Excerpts from an interface dataset:
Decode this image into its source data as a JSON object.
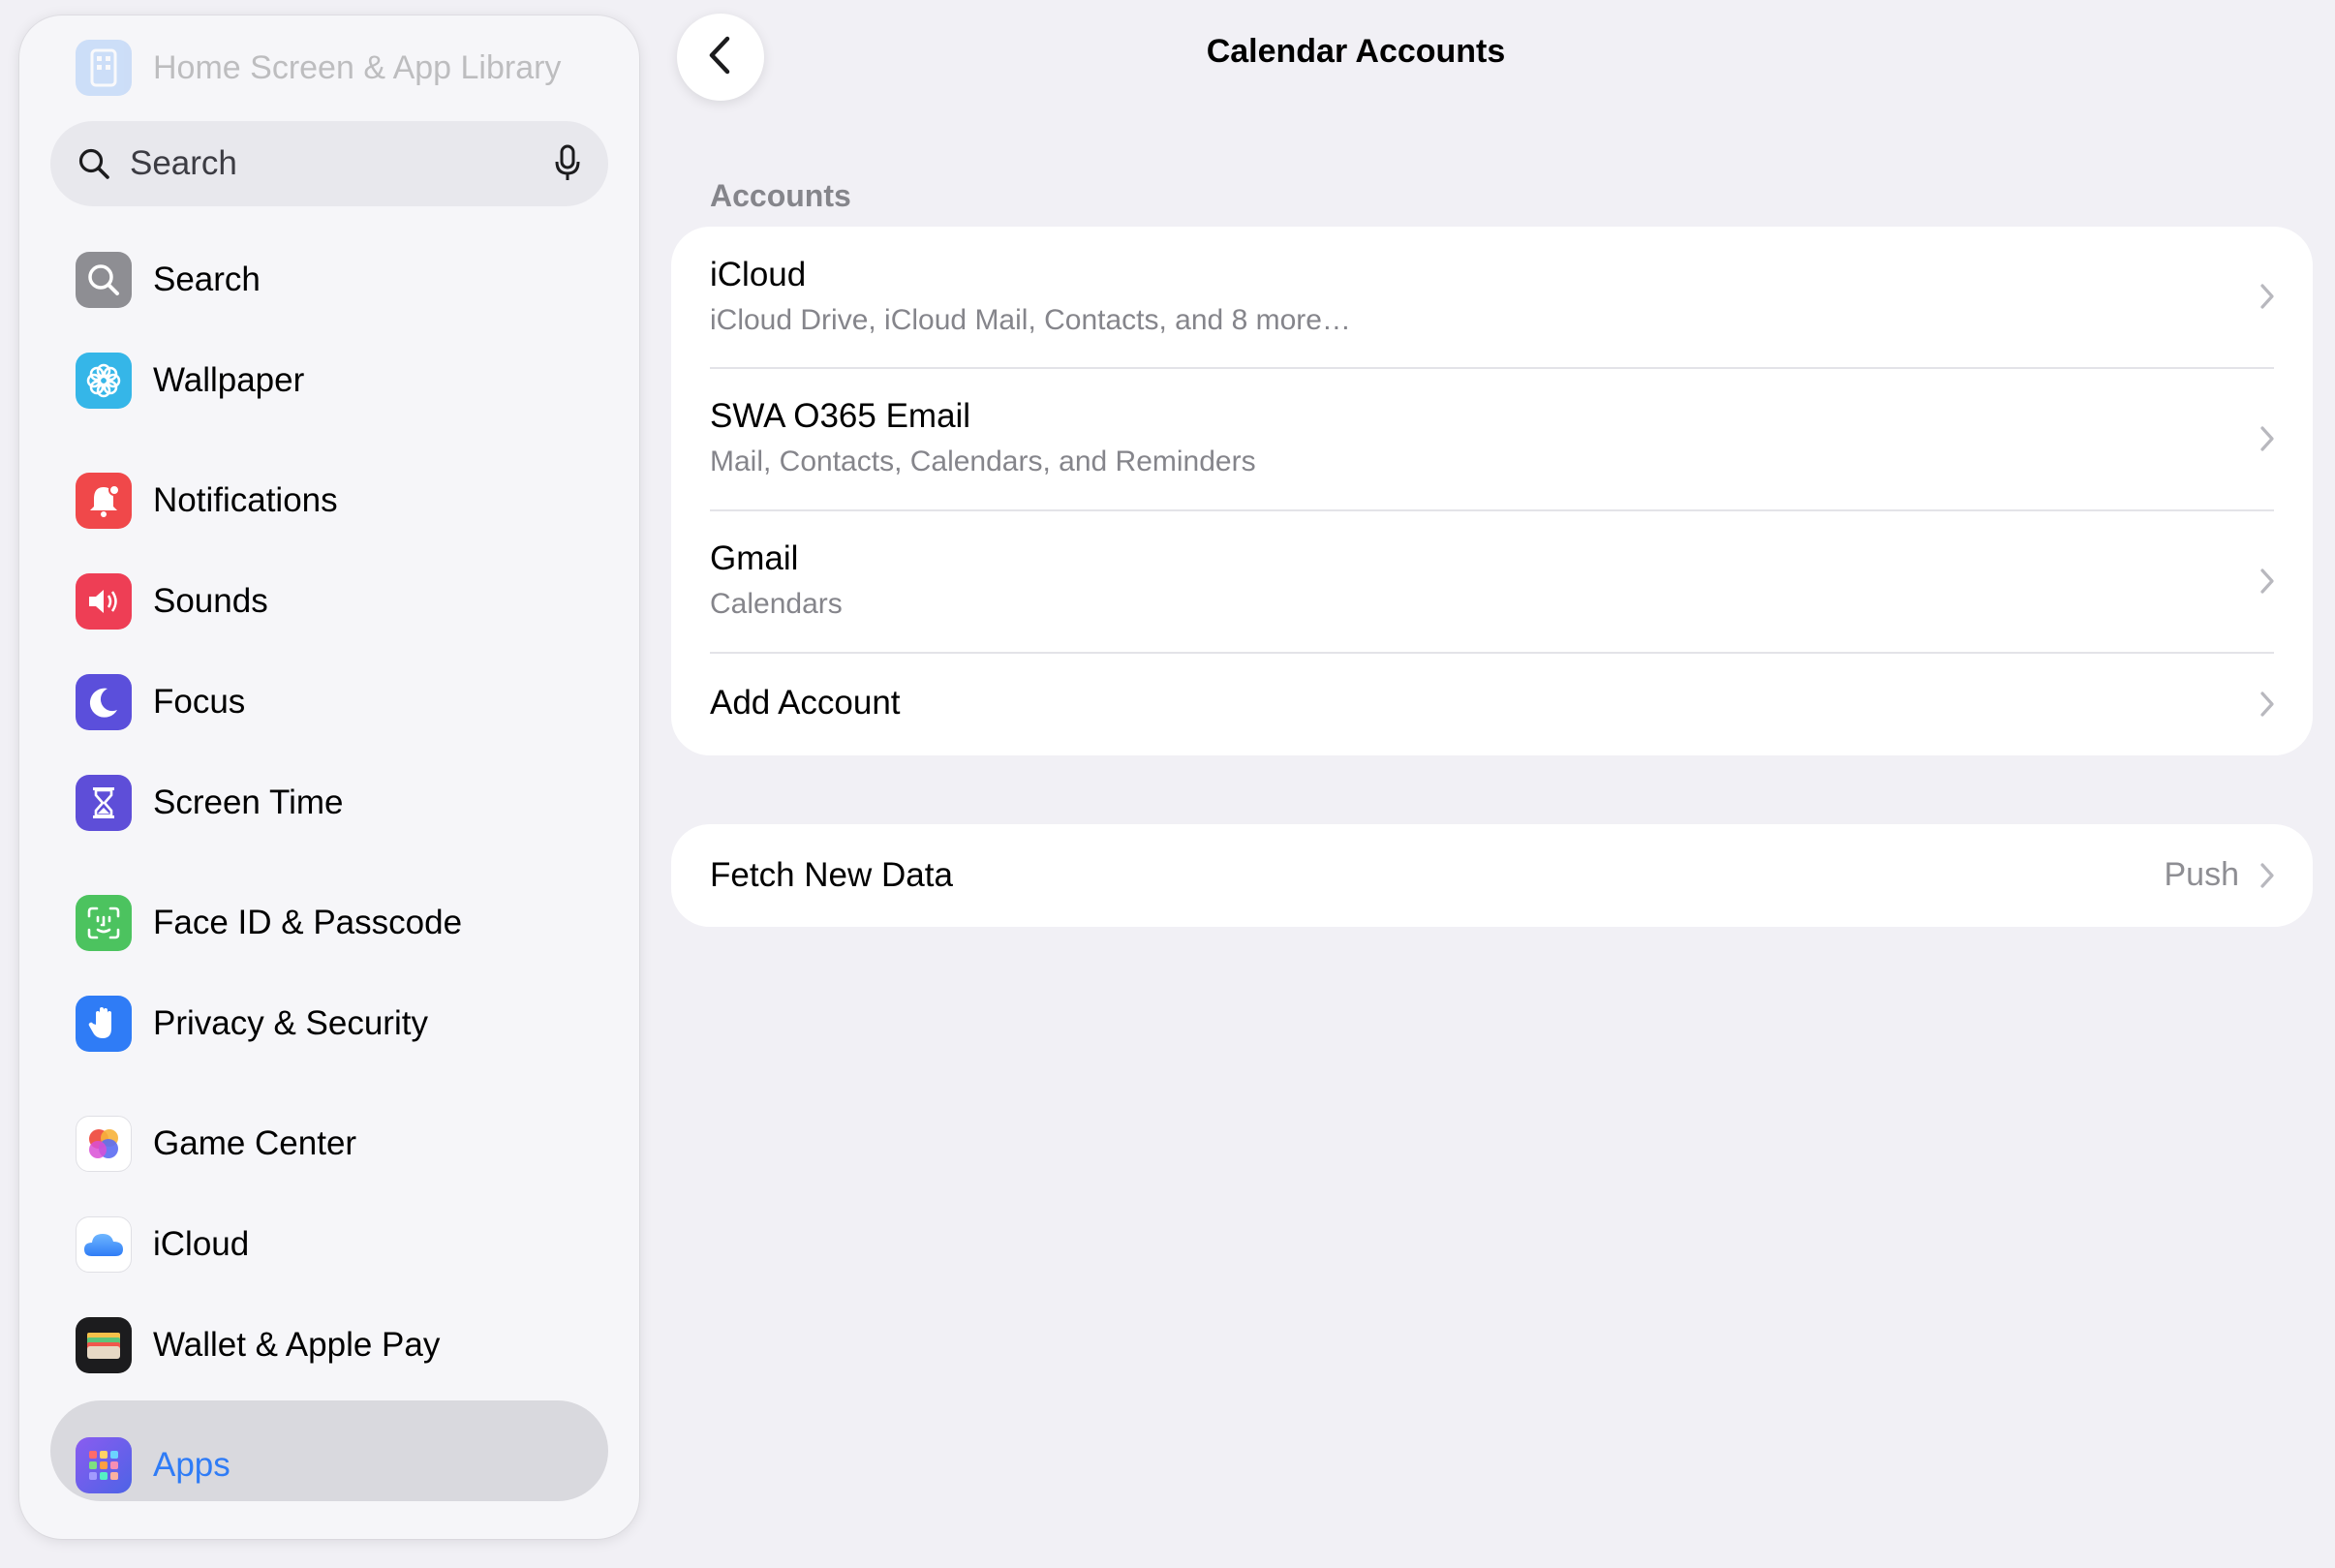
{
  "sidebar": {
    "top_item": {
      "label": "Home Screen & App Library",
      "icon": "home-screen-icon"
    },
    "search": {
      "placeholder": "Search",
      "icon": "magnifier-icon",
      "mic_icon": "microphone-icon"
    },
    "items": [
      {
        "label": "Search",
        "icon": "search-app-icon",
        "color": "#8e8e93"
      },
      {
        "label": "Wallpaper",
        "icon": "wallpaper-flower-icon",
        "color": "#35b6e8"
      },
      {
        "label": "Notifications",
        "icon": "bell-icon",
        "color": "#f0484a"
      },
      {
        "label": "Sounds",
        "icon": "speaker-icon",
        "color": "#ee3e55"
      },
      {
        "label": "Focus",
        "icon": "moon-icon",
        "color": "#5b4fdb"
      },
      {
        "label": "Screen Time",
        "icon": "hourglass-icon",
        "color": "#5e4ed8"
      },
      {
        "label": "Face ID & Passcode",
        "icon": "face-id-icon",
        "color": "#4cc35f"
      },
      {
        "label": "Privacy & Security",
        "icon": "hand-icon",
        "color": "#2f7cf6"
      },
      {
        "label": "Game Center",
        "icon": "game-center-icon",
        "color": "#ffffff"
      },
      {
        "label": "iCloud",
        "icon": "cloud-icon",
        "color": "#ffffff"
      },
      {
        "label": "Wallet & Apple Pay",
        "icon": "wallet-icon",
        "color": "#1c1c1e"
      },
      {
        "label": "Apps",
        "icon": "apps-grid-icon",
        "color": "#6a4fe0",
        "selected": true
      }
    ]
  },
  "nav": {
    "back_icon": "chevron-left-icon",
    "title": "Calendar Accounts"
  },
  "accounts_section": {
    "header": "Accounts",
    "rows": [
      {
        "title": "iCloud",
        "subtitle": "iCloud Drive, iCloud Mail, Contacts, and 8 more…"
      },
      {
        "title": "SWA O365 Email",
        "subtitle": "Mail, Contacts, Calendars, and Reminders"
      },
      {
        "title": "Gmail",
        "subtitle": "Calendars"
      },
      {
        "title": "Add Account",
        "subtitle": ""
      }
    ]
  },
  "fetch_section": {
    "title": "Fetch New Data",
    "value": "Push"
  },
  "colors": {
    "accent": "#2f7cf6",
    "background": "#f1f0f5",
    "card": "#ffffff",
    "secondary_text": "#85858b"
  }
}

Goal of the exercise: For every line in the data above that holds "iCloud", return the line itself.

Your solution:
        "label": "iCloud",
        "title": "iCloud",
        "subtitle": "iCloud Drive, iCloud Mail, Contacts, and 8 more…"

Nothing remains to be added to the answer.